▸ **EXERCISE AIM**:
Restate each line below word for word, skipping every picture.

= = = = = = =

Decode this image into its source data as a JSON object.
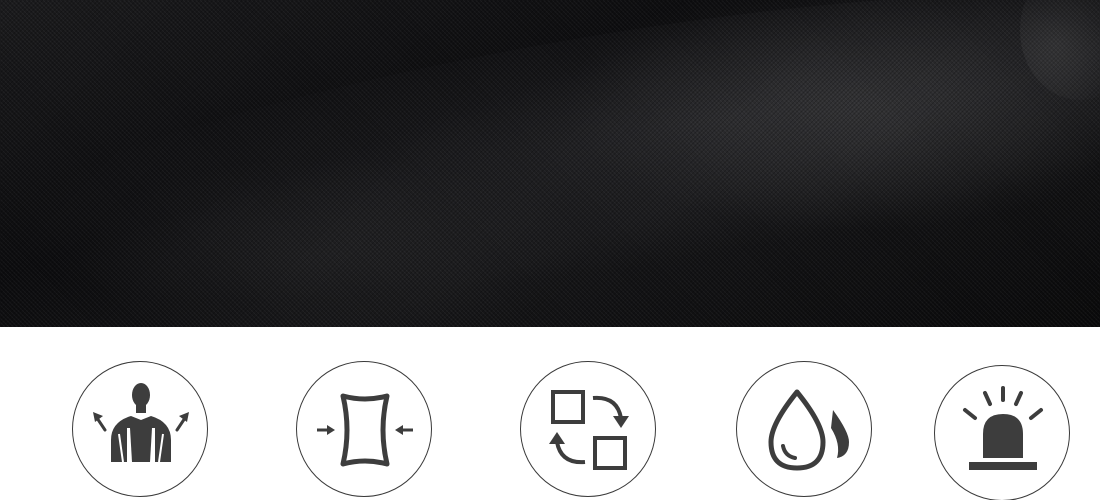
{
  "colors": {
    "fabric": "#111113",
    "icon": "#3d3d3d",
    "circle_border": "#3a3a3a",
    "background": "#ffffff"
  },
  "features": [
    {
      "icon": "shoulder-relief-icon"
    },
    {
      "icon": "compression-padding-icon"
    },
    {
      "icon": "swap-convertible-icon"
    },
    {
      "icon": "water-resistant-icon"
    },
    {
      "icon": "alarm-beacon-icon"
    }
  ]
}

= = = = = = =

▸ **RESPONSE TO THIS TASK**:
Decode this image into its source data as a JSON object.
{
  "colors": {
    "fabric": "#111113",
    "icon": "#3d3d3d",
    "circle_border": "#3a3a3a",
    "background": "#ffffff"
  },
  "features": [
    {
      "icon": "shoulder-relief-icon"
    },
    {
      "icon": "compression-padding-icon"
    },
    {
      "icon": "swap-convertible-icon"
    },
    {
      "icon": "water-resistant-icon"
    },
    {
      "icon": "alarm-beacon-icon"
    }
  ]
}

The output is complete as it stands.